▶ What is needed: The exercise calls for every entry that follows to be repeated exactly.

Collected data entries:

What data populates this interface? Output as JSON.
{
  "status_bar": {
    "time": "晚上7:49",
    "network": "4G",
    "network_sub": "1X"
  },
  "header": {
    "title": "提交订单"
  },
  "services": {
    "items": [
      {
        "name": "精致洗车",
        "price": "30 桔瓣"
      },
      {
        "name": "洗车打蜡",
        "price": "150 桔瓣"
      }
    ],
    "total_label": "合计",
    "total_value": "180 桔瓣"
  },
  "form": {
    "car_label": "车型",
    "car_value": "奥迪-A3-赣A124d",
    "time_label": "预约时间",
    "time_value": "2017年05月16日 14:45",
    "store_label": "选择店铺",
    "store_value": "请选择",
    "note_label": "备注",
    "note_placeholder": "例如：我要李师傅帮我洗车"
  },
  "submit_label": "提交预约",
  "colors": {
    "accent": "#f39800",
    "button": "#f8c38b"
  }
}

▶ Reply:
What data populates this interface? Output as JSON.
{
  "status_bar": {
    "time": "晚上7:49",
    "network": "4G",
    "network_sub": "1X"
  },
  "header": {
    "title": "提交订单"
  },
  "services": {
    "items": [
      {
        "name": "精致洗车",
        "price": "30 桔瓣"
      },
      {
        "name": "洗车打蜡",
        "price": "150 桔瓣"
      }
    ],
    "total_label": "合计",
    "total_value": "180 桔瓣"
  },
  "form": {
    "car_label": "车型",
    "car_value": "奥迪-A3-赣A124d",
    "time_label": "预约时间",
    "time_value": "2017年05月16日 14:45",
    "store_label": "选择店铺",
    "store_value": "请选择",
    "note_label": "备注",
    "note_placeholder": "例如：我要李师傅帮我洗车"
  },
  "submit_label": "提交预约",
  "colors": {
    "accent": "#f39800",
    "button": "#f8c38b"
  }
}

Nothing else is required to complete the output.